EXERCISE REQUIREMENTS:
Make an exact copy of the records, and keep the pictures out of it.

(PROVIDED DATA Opens)

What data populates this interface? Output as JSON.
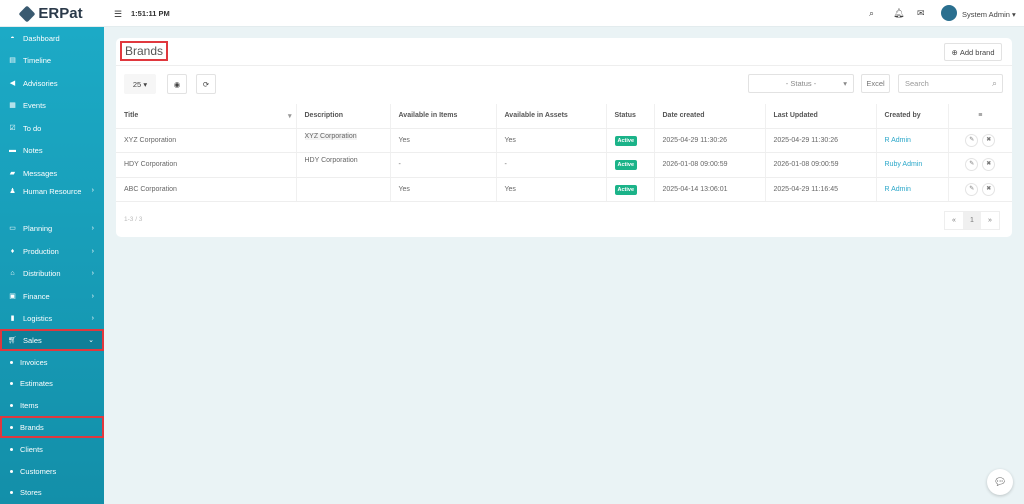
{
  "app": {
    "logo": "ERPat",
    "clock": "1:51:11 PM",
    "user": "System Admin"
  },
  "sidebar": [
    {
      "label": "Dashboard",
      "icon": "dashboard-icon"
    },
    {
      "label": "Timeline",
      "icon": "timeline-icon"
    },
    {
      "label": "Advisories",
      "icon": "megaphone-icon"
    },
    {
      "label": "Events",
      "icon": "calendar-icon"
    },
    {
      "label": "To do",
      "icon": "checkbox-icon"
    },
    {
      "label": "Notes",
      "icon": "note-icon"
    },
    {
      "label": "Messages",
      "icon": "message-icon"
    },
    {
      "label": "Human Resource",
      "icon": "users-icon"
    },
    {
      "label": "Planning",
      "icon": "briefcase-icon"
    },
    {
      "label": "Production",
      "icon": "flask-icon"
    },
    {
      "label": "Distribution",
      "icon": "bank-icon"
    },
    {
      "label": "Finance",
      "icon": "money-icon"
    },
    {
      "label": "Logistics",
      "icon": "truck-icon"
    },
    {
      "label": "Sales",
      "icon": "cart-icon"
    }
  ],
  "sales_sub": [
    "Invoices",
    "Estimates",
    "Items",
    "Brands",
    "Clients",
    "Customers",
    "Stores"
  ],
  "page": {
    "title": "Brands",
    "add_button": "Add brand",
    "page_size": "25",
    "status_filter": "- Status -",
    "excel": "Excel",
    "search_placeholder": "Search",
    "count": "1-3 / 3",
    "current_page": "1"
  },
  "table": {
    "headers": [
      "Title",
      "Description",
      "Available in Items",
      "Available in Assets",
      "Status",
      "Date created",
      "Last Updated",
      "Created by"
    ],
    "rows": [
      {
        "title": "XYZ Corporation",
        "description": "XYZ Corporation",
        "items": "Yes",
        "assets": "Yes",
        "status": "Active",
        "created": "2025-04-29 11:30:26",
        "updated": "2025-04-29 11:30:26",
        "by": "R Admin"
      },
      {
        "title": "HDY Corporation",
        "description": "HDY Corporation",
        "items": "-",
        "assets": "-",
        "status": "Active",
        "created": "2026-01-08 09:00:59",
        "updated": "2026-01-08 09:00:59",
        "by": "Ruby Admin"
      },
      {
        "title": "ABC Corporation",
        "description": "",
        "items": "Yes",
        "assets": "Yes",
        "status": "Active",
        "created": "2025-04-14 13:06:01",
        "updated": "2025-04-29 11:16:45",
        "by": "R Admin"
      }
    ]
  }
}
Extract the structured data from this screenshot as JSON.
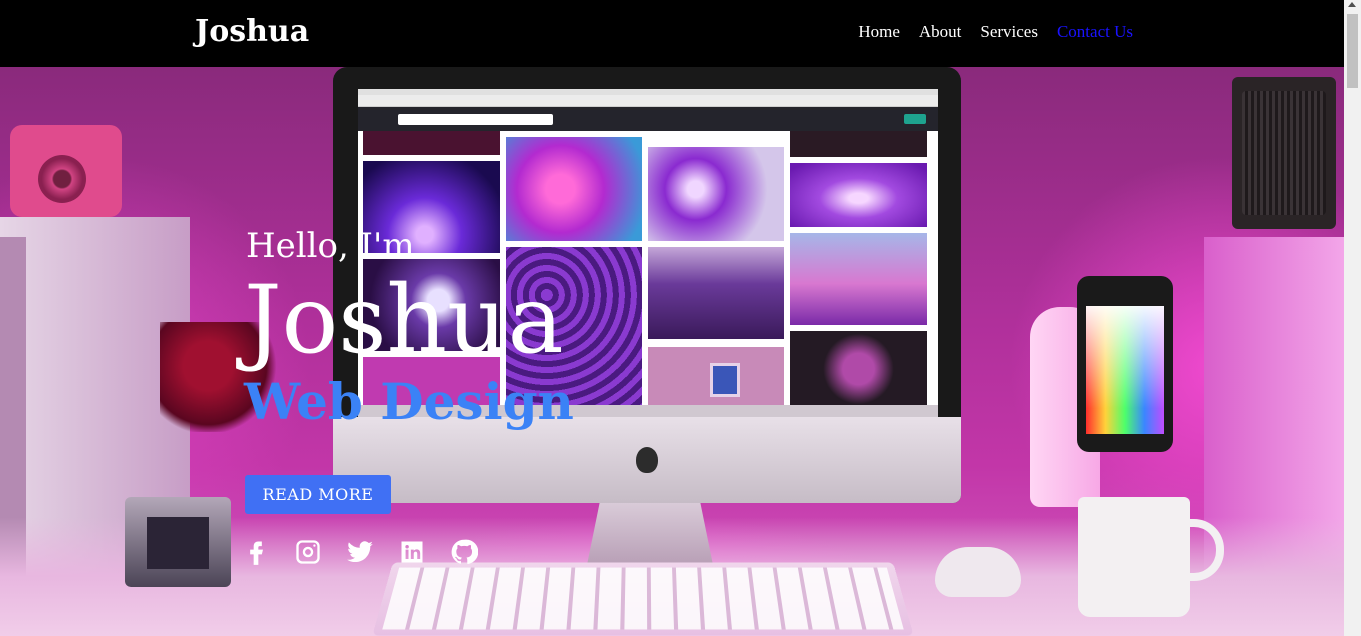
{
  "navbar": {
    "brand": "Joshua",
    "links": [
      {
        "label": "Home"
      },
      {
        "label": "About"
      },
      {
        "label": "Services"
      },
      {
        "label": "Contact Us"
      }
    ]
  },
  "hero": {
    "greeting": "Hello, I'm",
    "name": "Joshua",
    "role": "Web Design",
    "cta_label": "READ MORE",
    "socials": [
      {
        "icon": "facebook-icon"
      },
      {
        "icon": "instagram-icon"
      },
      {
        "icon": "twitter-icon"
      },
      {
        "icon": "linkedin-icon"
      },
      {
        "icon": "github-icon"
      }
    ]
  },
  "colors": {
    "navbar_bg": "#000000",
    "active_link": "#1a12ff",
    "role_text": "#3b82f6",
    "cta_bg": "#4070f4",
    "hero_tint": "#c236a8"
  }
}
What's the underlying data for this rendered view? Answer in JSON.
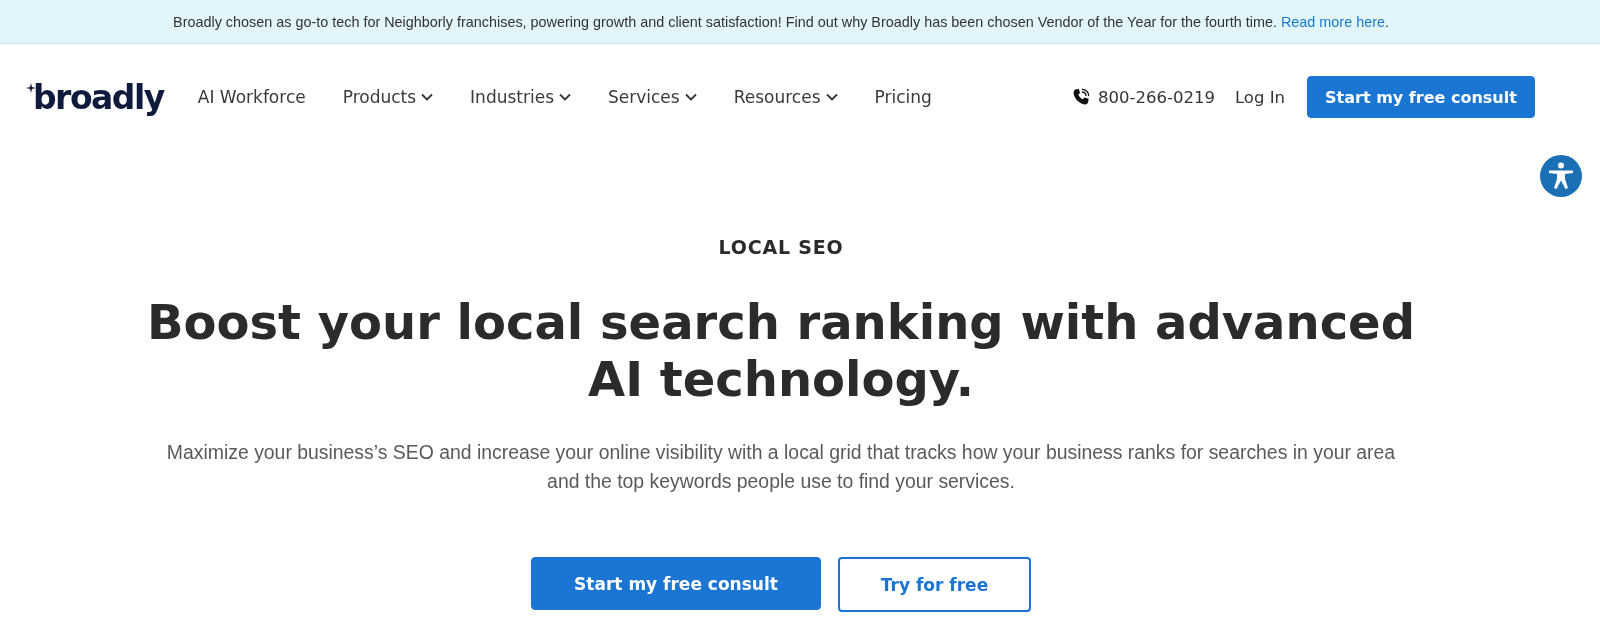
{
  "announcement": {
    "text": "Broadly chosen as go-to tech for Neighborly franchises, powering growth and client satisfaction! Find out why Broadly has been chosen Vendor of the Year for the fourth time.",
    "link": "Read more here",
    "end": "."
  },
  "nav": {
    "logo": "broadly",
    "items": [
      {
        "label": "AI Workforce",
        "dropdown": false
      },
      {
        "label": "Products",
        "dropdown": true
      },
      {
        "label": "Industries",
        "dropdown": true
      },
      {
        "label": "Services",
        "dropdown": true
      },
      {
        "label": "Resources",
        "dropdown": true
      },
      {
        "label": "Pricing",
        "dropdown": false
      }
    ],
    "phone": "800-266-0219",
    "login": "Log In",
    "cta": "Start my free consult"
  },
  "hero": {
    "eyebrow": "LOCAL SEO",
    "title": "Boost your local search ranking with advanced AI technology.",
    "description": "Maximize your business’s SEO and increase your online visibility with a local grid that tracks how your business ranks for searches in your area and the top keywords people use to find your services.",
    "buttons": [
      {
        "label": "Start my free consult",
        "kind": "primary"
      },
      {
        "label": "Try for free",
        "kind": "outline"
      }
    ]
  }
}
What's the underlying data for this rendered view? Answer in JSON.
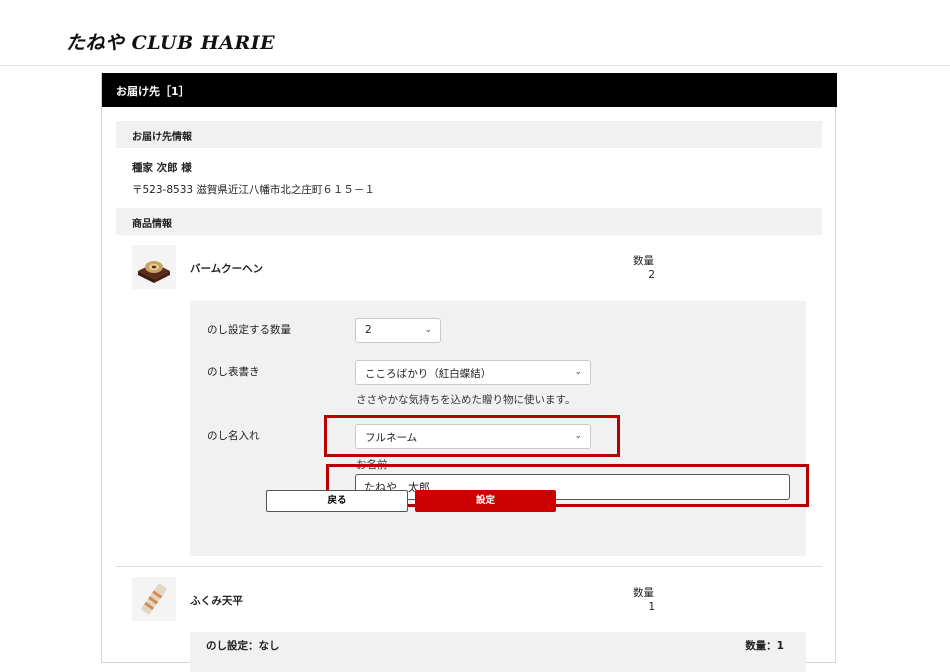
{
  "header": {
    "logo_text": "たねや CLUB HARIE"
  },
  "panel": {
    "title": "お届け先［1］"
  },
  "delivery_info": {
    "section_label": "お届け先情報",
    "name": "種家 次郎 様",
    "address": "〒523-8533 滋賀県近江八幡市北之庄町６１５－１"
  },
  "product_info": {
    "section_label": "商品情報"
  },
  "products": [
    {
      "name": "バームクーヘン",
      "qty_label": "数量",
      "qty": "2",
      "icon": "baumkuchen-image"
    },
    {
      "name": "ふくみ天平",
      "qty_label": "数量",
      "qty": "1",
      "icon": "fukumi-tenpyo-image"
    }
  ],
  "noshi_form": {
    "qty_label": "のし設定する数量",
    "qty_value": "2",
    "title_label": "のし表書き",
    "title_value": "こころばかり（紅白蝶結）",
    "title_hint": "ささやかな気持ちを込めた贈り物に使います。",
    "name_label": "のし名入れ",
    "name_type_value": "フルネーム",
    "name_field_label": "お名前",
    "name_field_value": "たねや　太郎",
    "back_label": "戻る",
    "set_label": "設定"
  },
  "noshi_summary": {
    "label": "のし設定：なし",
    "qty": "数量：1"
  },
  "colors": {
    "accent_red": "#cc0000",
    "highlight_red": "#b80000",
    "header_black": "#000000"
  }
}
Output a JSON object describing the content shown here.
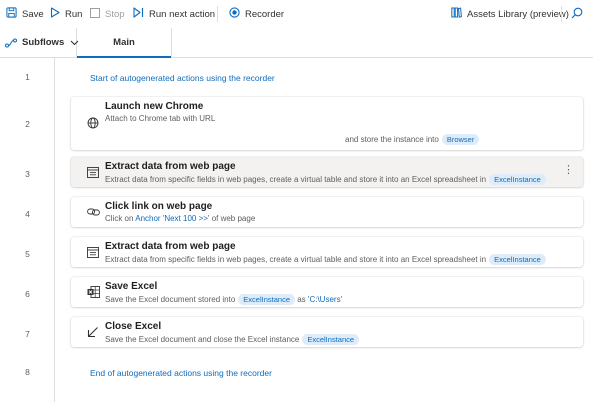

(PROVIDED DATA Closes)

TASK SOLUTION:
What data populates this interface? Output as JSON.
{
  "app": {
    "logo": "ERPat",
    "clock": "1:51:11 PM",
    "user": "System Admin"
  },
  "sidebar": [
    {
      "label": "Dashboard",
      "icon": "dashboard-icon"
    },
    {
      "label": "Timeline",
      "icon": "timeline-icon"
    },
    {
      "label": "Advisories",
      "icon": "megaphone-icon"
    },
    {
      "label": "Events",
      "icon": "calendar-icon"
    },
    {
      "label": "To do",
      "icon": "checkbox-icon"
    },
    {
      "label": "Notes",
      "icon": "note-icon"
    },
    {
      "label": "Messages",
      "icon": "message-icon"
    },
    {
      "label": "Human Resource",
      "icon": "users-icon"
    },
    {
      "label": "Planning",
      "icon": "briefcase-icon"
    },
    {
      "label": "Production",
      "icon": "flask-icon"
    },
    {
      "label": "Distribution",
      "icon": "bank-icon"
    },
    {
      "label": "Finance",
      "icon": "money-icon"
    },
    {
      "label": "Logistics",
      "icon": "truck-icon"
    },
    {
      "label": "Sales",
      "icon": "cart-icon"
    }
  ],
  "sales_sub": [
    "Invoices",
    "Estimates",
    "Items",
    "Brands",
    "Clients",
    "Customers",
    "Stores"
  ],
  "page": {
    "title": "Brands",
    "add_button": "Add brand",
    "page_size": "25",
    "status_filter": "- Status -",
    "excel": "Excel",
    "search_placeholder": "Search",
    "count": "1-3 / 3",
    "current_page": "1"
  },
  "table": {
    "headers": [
      "Title",
      "Description",
      "Available in Items",
      "Available in Assets",
      "Status",
      "Date created",
      "Last Updated",
      "Created by"
    ],
    "rows": [
      {
        "title": "XYZ Corporation",
        "description": "XYZ Corporation",
        "items": "Yes",
        "assets": "Yes",
        "status": "Active",
        "created": "2025-04-29 11:30:26",
        "updated": "2025-04-29 11:30:26",
        "by": "R Admin"
      },
      {
        "title": "HDY Corporation",
        "description": "HDY Corporation",
        "items": "-",
        "assets": "-",
        "status": "Active",
        "created": "2026-01-08 09:00:59",
        "updated": "2026-01-08 09:00:59",
        "by": "Ruby Admin"
      },
      {
        "title": "ABC Corporation",
        "description": "",
        "items": "Yes",
        "assets": "Yes",
        "status": "Active",
        "created": "2025-04-14 13:06:01",
        "updated": "2025-04-29 11:16:45",
        "by": "R Admin"
      }
    ]
  }
}
Extract the structured data from this screenshot as JSON.
{
  "navbar": {
    "brand": "Joshua",
    "links": [
      {
        "label": "Home"
      },
      {
        "label": "About"
      },
      {
        "label": "Services"
      },
      {
        "label": "Contact Us"
      }
    ]
  },
  "hero": {
    "greeting": "Hello, I'm",
    "name": "Joshua",
    "role": "Web Design",
    "cta_label": "READ MORE",
    "socials": [
      {
        "icon": "facebook-icon"
      },
      {
        "icon": "instagram-icon"
      },
      {
        "icon": "twitter-icon"
      },
      {
        "icon": "linkedin-icon"
      },
      {
        "icon": "github-icon"
      }
    ]
  },
  "colors": {
    "navbar_bg": "#000000",
    "active_link": "#1a12ff",
    "role_text": "#3b82f6",
    "cta_bg": "#4070f4",
    "hero_tint": "#c236a8"
  }
}
What's the underlying data for this rendered view? Answer in JSON.
{
  "announcement": {
    "text": "Broadly chosen as go-to tech for Neighborly franchises, powering growth and client satisfaction! Find out why Broadly has been chosen Vendor of the Year for the fourth time.",
    "link": "Read more here",
    "end": "."
  },
  "nav": {
    "logo": "broadly",
    "items": [
      {
        "label": "AI Workforce",
        "dropdown": false
      },
      {
        "label": "Products",
        "dropdown": true
      },
      {
        "label": "Industries",
        "dropdown": true
      },
      {
        "label": "Services",
        "dropdown": true
      },
      {
        "label": "Resources",
        "dropdown": true
      },
      {
        "label": "Pricing",
        "dropdown": false
      }
    ],
    "phone": "800-266-0219",
    "login": "Log In",
    "cta": "Start my free consult"
  },
  "hero": {
    "eyebrow": "LOCAL SEO",
    "title": "Boost your local search ranking with advanced AI technology.",
    "description": "Maximize your business’s SEO and increase your online visibility with a local grid that tracks how your business ranks for searches in your area and the top keywords people use to find your services.",
    "buttons": [
      {
        "label": "Start my free consult",
        "kind": "primary"
      },
      {
        "label": "Try for free",
        "kind": "outline"
      }
    ]
  }
}
What's the underlying data for this rendered view? Answer in JSON.
{
  "header": {
    "logo_text": "たねや CLUB HARIE"
  },
  "panel": {
    "title": "お届け先［1］"
  },
  "delivery_info": {
    "section_label": "お届け先情報",
    "name": "種家 次郎 様",
    "address": "〒523-8533 滋賀県近江八幡市北之庄町６１５－１"
  },
  "product_info": {
    "section_label": "商品情報"
  },
  "products": [
    {
      "name": "バームクーヘン",
      "qty_label": "数量",
      "qty": "2",
      "icon": "baumkuchen-image"
    },
    {
      "name": "ふくみ天平",
      "qty_label": "数量",
      "qty": "1",
      "icon": "fukumi-tenpyo-image"
    }
  ],
  "noshi_form": {
    "qty_label": "のし設定する数量",
    "qty_value": "2",
    "title_label": "のし表書き",
    "title_value": "こころばかり（紅白蝶結）",
    "title_hint": "ささやかな気持ちを込めた贈り物に使います。",
    "name_label": "のし名入れ",
    "name_type_value": "フルネーム",
    "name_field_label": "お名前",
    "name_field_value": "たねや　太郎",
    "back_label": "戻る",
    "set_label": "設定"
  },
  "noshi_summary": {
    "label": "のし設定：なし",
    "qty": "数量：1"
  },
  "colors": {
    "accent_red": "#cc0000",
    "highlight_red": "#b80000",
    "header_black": "#000000"
  }
}
Output a JSON object describing the content shown here.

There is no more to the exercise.